▶ [Stored data entries]:
------
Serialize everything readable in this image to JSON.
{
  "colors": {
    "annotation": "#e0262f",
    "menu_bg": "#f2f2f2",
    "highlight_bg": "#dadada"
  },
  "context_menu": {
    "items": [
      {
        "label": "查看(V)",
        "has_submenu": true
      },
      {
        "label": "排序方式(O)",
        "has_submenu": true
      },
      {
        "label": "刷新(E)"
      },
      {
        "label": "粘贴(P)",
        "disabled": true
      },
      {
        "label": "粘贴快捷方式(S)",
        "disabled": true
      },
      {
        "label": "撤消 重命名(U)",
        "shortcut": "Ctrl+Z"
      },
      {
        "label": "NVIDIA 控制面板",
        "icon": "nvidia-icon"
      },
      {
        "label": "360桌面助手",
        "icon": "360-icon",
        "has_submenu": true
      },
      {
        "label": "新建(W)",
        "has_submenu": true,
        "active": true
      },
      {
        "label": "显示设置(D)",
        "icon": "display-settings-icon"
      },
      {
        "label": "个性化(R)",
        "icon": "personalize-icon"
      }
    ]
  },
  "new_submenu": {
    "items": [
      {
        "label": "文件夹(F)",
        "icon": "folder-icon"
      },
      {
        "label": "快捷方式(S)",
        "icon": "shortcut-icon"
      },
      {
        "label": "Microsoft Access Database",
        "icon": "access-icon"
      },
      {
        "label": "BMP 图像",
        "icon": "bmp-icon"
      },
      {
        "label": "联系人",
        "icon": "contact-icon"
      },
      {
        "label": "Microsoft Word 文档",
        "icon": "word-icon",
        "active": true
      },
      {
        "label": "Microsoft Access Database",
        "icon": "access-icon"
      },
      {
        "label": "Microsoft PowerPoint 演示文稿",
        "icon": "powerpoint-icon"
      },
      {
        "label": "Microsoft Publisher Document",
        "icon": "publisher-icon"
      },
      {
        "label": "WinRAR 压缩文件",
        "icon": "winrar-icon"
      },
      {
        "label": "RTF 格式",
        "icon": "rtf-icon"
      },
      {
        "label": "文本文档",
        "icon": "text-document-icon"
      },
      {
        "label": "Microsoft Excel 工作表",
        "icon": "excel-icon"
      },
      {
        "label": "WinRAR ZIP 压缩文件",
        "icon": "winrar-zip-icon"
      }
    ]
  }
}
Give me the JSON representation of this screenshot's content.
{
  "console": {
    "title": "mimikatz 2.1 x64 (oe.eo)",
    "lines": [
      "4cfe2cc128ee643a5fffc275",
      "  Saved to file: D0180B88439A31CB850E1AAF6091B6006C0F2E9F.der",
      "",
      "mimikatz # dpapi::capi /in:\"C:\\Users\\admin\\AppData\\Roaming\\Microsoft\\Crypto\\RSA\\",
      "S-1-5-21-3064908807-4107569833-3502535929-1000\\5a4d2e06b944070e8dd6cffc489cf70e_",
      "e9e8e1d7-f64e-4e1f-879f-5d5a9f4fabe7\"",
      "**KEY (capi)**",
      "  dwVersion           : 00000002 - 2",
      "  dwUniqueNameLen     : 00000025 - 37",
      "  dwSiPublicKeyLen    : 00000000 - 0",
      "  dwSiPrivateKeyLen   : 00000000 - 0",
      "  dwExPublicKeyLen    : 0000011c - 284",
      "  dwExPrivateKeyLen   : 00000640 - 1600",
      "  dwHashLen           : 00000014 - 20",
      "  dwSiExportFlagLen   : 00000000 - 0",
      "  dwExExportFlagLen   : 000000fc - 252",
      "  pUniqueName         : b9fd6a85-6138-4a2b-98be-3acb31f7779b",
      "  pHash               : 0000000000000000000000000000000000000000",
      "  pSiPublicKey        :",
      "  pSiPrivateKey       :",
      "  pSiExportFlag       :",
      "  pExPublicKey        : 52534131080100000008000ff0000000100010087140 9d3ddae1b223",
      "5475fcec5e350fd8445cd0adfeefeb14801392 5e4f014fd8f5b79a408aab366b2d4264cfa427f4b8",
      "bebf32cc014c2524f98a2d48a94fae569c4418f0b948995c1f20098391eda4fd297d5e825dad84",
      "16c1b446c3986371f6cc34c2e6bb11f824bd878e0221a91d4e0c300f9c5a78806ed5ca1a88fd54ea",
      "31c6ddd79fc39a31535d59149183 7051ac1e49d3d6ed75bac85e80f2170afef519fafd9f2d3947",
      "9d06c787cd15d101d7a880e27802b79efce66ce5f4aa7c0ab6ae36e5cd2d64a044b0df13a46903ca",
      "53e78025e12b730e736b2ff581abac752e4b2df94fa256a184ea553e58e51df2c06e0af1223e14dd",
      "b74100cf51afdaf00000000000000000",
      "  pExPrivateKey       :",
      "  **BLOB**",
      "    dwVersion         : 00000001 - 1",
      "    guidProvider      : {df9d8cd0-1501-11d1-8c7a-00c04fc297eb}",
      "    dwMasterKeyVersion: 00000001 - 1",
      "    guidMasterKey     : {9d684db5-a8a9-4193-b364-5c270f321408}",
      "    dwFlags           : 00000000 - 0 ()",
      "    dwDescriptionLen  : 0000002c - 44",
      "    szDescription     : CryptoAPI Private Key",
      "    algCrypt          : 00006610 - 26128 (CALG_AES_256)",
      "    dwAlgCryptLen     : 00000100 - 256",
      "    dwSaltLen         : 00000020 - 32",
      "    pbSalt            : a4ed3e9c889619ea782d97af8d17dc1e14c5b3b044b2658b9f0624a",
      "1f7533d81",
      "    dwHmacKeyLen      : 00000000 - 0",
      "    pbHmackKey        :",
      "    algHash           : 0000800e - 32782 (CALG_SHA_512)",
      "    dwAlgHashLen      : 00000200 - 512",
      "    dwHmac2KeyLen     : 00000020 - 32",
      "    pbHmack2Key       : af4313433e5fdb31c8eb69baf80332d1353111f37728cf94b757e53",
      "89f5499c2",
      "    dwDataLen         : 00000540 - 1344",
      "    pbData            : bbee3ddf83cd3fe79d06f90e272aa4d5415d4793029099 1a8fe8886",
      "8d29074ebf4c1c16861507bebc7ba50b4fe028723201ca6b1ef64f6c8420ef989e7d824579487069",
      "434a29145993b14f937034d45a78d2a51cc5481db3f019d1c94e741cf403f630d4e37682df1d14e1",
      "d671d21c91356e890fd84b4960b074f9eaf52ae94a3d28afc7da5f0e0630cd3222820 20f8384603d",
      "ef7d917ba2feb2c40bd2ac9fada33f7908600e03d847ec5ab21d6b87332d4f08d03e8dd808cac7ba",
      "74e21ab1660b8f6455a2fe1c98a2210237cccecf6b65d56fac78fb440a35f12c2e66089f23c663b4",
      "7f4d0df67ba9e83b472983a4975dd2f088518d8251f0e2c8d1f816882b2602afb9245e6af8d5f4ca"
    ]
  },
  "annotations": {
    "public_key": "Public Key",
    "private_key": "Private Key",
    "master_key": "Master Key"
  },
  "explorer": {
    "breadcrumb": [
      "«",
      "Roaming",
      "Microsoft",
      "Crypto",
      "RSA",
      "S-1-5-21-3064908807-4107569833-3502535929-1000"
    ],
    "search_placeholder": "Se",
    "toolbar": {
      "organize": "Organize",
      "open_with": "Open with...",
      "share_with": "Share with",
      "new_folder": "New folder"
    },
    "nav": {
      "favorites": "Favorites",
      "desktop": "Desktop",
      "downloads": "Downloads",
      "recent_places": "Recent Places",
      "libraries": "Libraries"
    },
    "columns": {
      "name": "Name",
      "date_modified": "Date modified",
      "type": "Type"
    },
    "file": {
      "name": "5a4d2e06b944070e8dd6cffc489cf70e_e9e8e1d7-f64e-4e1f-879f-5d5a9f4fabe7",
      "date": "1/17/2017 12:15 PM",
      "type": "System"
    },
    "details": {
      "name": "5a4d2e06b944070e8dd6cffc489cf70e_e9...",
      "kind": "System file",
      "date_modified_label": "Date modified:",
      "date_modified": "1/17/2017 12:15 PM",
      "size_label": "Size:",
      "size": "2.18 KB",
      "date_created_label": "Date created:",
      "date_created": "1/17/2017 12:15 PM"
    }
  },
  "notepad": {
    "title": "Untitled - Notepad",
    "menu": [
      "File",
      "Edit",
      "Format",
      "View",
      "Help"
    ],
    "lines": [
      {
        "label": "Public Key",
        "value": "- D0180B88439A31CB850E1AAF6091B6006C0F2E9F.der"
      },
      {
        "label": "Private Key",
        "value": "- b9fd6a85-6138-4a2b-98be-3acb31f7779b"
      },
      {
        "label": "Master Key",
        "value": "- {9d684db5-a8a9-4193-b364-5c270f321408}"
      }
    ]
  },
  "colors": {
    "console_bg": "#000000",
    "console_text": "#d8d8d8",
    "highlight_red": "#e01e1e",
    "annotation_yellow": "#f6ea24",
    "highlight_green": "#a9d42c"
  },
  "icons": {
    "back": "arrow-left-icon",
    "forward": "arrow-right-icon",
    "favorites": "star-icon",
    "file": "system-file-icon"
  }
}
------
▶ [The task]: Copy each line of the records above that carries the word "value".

▶ [Solution to this exercise]:
        "value": "- D0180B88439A31CB850E1AAF6091B6006C0F2E9F.der"
        "value": "- b9fd6a85-6138-4a2b-98be-3acb31f7779b"
        "value": "- {9d684db5-a8a9-4193-b364-5c270f321408}"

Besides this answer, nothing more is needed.